By Anne Buff, SAS Best Practices
More can be achieved by making money from data than just selling data and making money. Sales are certainly a way to make money from data, but there are myriad ways companies across industries have generated significant business value through data.
Data monetization requires extensive rigor in business practices, creating five often unknown, non-monetary benefits that directly inform, support and drive data strategy. These added benefits have such value that I have come to refer to them as Data Monetization High Five.
1. Postponement of data and technology requirements
Data revenue generation requires platforms and architectures that meet aggressive technical requirements, including advanced data integration, high performance processing, extensibility and scalability. To maximize value in monetized solutions, companies must design architectures that support extensive reuse and the ability to reformulate and redistribute as needed.
When considering revenue generation data requirements, be aware that the data value is measured based on a number of attributes, including – but not limited to – volume, availability, rate of intake, accuracy, depth, diversity and completeness. It is key for companies to always assess these value factors in the context of intended use, specifically in terms of what will be needed from data to effectively and effectively solve the problem or take a specific action.
Companies should use the technical requirements and data value assessments defined in the development of an information-based offering or service to evaluate their current capabilities. Participating in the company’s ability to deliver data and technology capabilities will be easily exposed and will therefore define the technical components of a strong data strategy moving forward.
2. Requires cross-functional skills and abilities
Strategic revenue generation conversations are not about how business and IT departments need to be aligned. Instead, they are a shift to a full integration and commitment of cross-functional resources to solve problems and drive action through data. From data management professionals and technical engineers to business professionals who are intimately familiar with industry nuances, companies should assume that specialized skills are needed to solve defined problems. Data strategies informed of the need for monetization or business value generation are performed by cross-functional teams assembled and dissolved as business needs dictate. The organizational mindset is not to divide (IT and business) and conquer. The process is to unite and deliver.

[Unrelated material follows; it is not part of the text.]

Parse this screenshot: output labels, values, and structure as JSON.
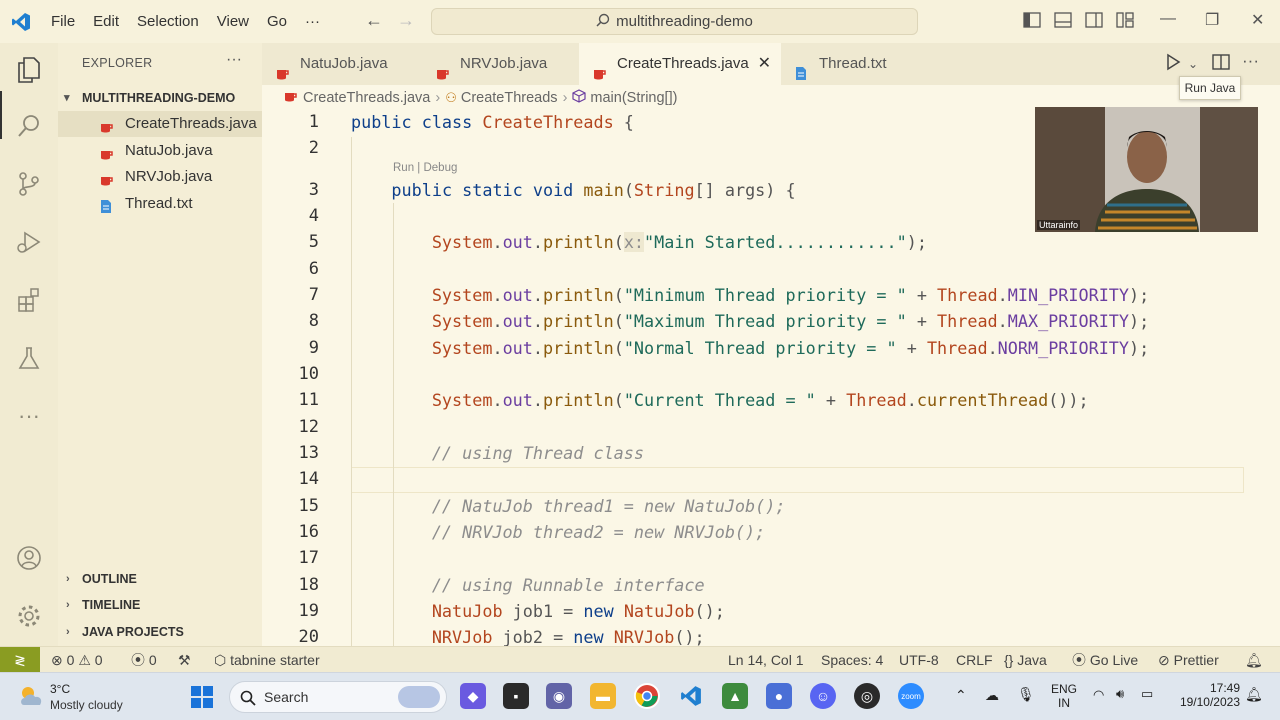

3. Definition of results-based measurements and objectives
Different from concepts such as value chains or life cycles, data policy monetization has an inverse focus, starting with data usability in mind. Value is determined by measurements defined by the user’s intention. This means that all measurements and measurements must lead to the desired results. They are not measurements over historical time periods, correlations with past performance or comparisons with industry norms.
This does not imply that performance metrics need to be scaled. What this means is data strategies driven by output-based metrics will be less concerned with pinching needles forward on dashboards and more concerned with delivering specific, defined results measured in terms of real value, often expressed in monetary terms. A data strategy with metrics expressed in money or saved money earns executive support.
4. Encouraging innovation
The development of a data strategy is often guided by the question of “What can we do with our data?” or “How can we use data to run our business?” While these are good questions to ask, they should not be the questions that drive data strategy. The leading question should be “What do we want to achieve (the problem we want to solve) and how can data help us do that?”
Companies that make money from data already understand that data policy activation focuses on the usability of data in the context of solving problems or driving decisions. They return to needs and requirements. Creativity and ingenuity kick in when identifying gaps. Team members gain energy from problem solving. As data revenue processes are normalized, their innovative capabilities also include problem prevention. And in the end, the real industry disruptors are looking to detect problems and challenge the old adage of “If it’s not broken, don’t fix it.” They use data to redefine “bread” and consistently raise the bar.
5. Increased relevance and confidence
There are two critical factors in establishing and maintaining value for data use: relevance and trust. And when it comes to launching a data strategy, these are two of the biggest challenges companies face. Companies that develop information-based products and services recognize their success depends on a well-built foundation of relevance and trust. Consistency and clarity are table efforts. Transparency cannot be negotiated. And relevance is the most important goal in the value proposition for data consumers. These core components are baked into their business models for monetization, and they are critical elements of data strategy.
The promise of monetizing data
Companies that commit to make money (internal or external) transform their business through data practices and behavior there are inherent sources of value. Data revenue generation is far more than exchanging data products or services for monetary value. It is a strategic approach to creating and maintaining business value in the context of usage. Data strategy informed of the practices and behaviors required for data policy monetization will equip the company with a measurable plan to generate internal and external value and achieve defined business goals – the right definition of being fully data driven.